Monday, January 16, 2012
Review: Touch of Power by Maria V. Snyder
Tags: fantasy, magic
After a devastating plague and war, Avry is the last surviving Healer, a person with the abilities to absorb others’ pains and injuries unto themselves. Every day her life is in danger from people who, resentful of the Healers who did not heal the population during the deadly plague, want to annihilate the rest who survived.
After several years of hiding, Avry is captured by a group who want her to heal the prince of another territory. Avry struggles with duty—her job as Healer compels her to treat all injuries and patients equally—and desire—will healing the prince bring about more pain and destruction in the war between the Territories? But as former rulers emerge from the ruins of the Territories and reamass magical armies, Avry realizes that her ability may make her extremely desirable to all her enemies.
I always long to get my hands on the newest Maria Snyder novel. With exciting premises and beautiful covers, they always look so full of promise!
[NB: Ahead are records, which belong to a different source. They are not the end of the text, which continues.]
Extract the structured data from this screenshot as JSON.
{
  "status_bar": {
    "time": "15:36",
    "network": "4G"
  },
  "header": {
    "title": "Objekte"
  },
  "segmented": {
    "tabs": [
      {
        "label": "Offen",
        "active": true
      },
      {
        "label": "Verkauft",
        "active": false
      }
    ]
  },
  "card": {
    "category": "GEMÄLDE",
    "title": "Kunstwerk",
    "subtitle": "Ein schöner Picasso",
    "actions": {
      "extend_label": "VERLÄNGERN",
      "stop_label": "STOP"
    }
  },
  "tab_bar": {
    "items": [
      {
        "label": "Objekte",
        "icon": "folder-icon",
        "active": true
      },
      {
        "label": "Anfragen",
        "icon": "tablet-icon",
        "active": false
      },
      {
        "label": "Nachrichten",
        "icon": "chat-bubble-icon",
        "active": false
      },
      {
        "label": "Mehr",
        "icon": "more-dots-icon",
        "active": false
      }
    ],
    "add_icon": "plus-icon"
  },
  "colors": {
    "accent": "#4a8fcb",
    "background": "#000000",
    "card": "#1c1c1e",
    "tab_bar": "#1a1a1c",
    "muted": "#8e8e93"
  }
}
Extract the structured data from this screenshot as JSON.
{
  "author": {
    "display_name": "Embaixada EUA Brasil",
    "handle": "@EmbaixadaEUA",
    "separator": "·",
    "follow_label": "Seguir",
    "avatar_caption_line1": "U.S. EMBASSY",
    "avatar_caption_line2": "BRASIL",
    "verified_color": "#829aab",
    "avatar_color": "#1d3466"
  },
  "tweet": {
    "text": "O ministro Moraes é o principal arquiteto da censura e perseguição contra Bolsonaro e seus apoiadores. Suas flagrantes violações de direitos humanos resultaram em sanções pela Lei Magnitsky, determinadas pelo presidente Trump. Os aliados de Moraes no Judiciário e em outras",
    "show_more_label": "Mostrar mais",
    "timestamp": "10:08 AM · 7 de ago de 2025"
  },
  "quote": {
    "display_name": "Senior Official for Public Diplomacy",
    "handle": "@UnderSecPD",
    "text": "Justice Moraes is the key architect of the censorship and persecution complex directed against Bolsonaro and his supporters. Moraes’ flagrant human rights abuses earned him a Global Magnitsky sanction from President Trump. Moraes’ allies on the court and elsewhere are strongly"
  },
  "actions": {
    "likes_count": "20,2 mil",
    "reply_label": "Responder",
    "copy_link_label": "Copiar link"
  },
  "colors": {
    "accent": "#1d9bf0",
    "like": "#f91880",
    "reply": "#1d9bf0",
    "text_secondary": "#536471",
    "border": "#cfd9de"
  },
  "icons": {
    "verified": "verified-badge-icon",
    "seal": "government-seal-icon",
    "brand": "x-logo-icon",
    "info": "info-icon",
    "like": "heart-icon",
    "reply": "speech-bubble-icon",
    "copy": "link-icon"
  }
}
Unfortunately, TOUCH OF POWER was a disappointment to me. Nondescript characters and a seemingly endless adventure-plot led to an exhausting read that was overwhelming yet unfulfilling.
Good things first: as always, Snyder manages to create a new world full of political and magical intrigue. Among the plague-torn Territories and as-yet-unexplored possibilities of the various strains of magic that exist in the land, there is a lot of potential for the development of future stories. The history and workings of the world gradually unveil themselves as the plot streams along, unfurling various kingdoms, political characters, and unique magical characteristics (like the Peace and Death Lilies).
Unfortunately, the subtleties of this fantasy world feel swamped under an endless barrage of plot-related “movement.” From the very first chapter, the characters always seem on the move: they are always going from place to place, hiding from mercenaries, taking random sideplots into rescuing random people in distress, encountering figures from their past and then blazing past whatever tension could develop, and so on. Chapters and fictional time fly by with little absorption of the important things that are actually going on—what shadows from the characters’ pasts affect their present-day behaviors? What terrible things have the villains done that make them truly villainous?
Overall, TOUCH OF POWER felt like a high-tech, nonstop-action, frenetic movie, in which things explode, long treks over varied terrains occur, and people hook up. This can be a fun read for a younger reader who enjoys a story in which the characters are constantly on the move, but compared to Snyder’s other series, I still vastly prefer the excitement and subtleties of the Study books.
Cover discussion: I love how Maria Snyder's books always get such vibrant covers, but I'm not sure how I feel about this one. I'm not the biggest fan of how that model looks, or is posed. Is it supposed to purposely look like a painting?
MIRA / Dec. 20, 2011 / Paperback / 400pp. / $14.95
e-galley from NetGalley.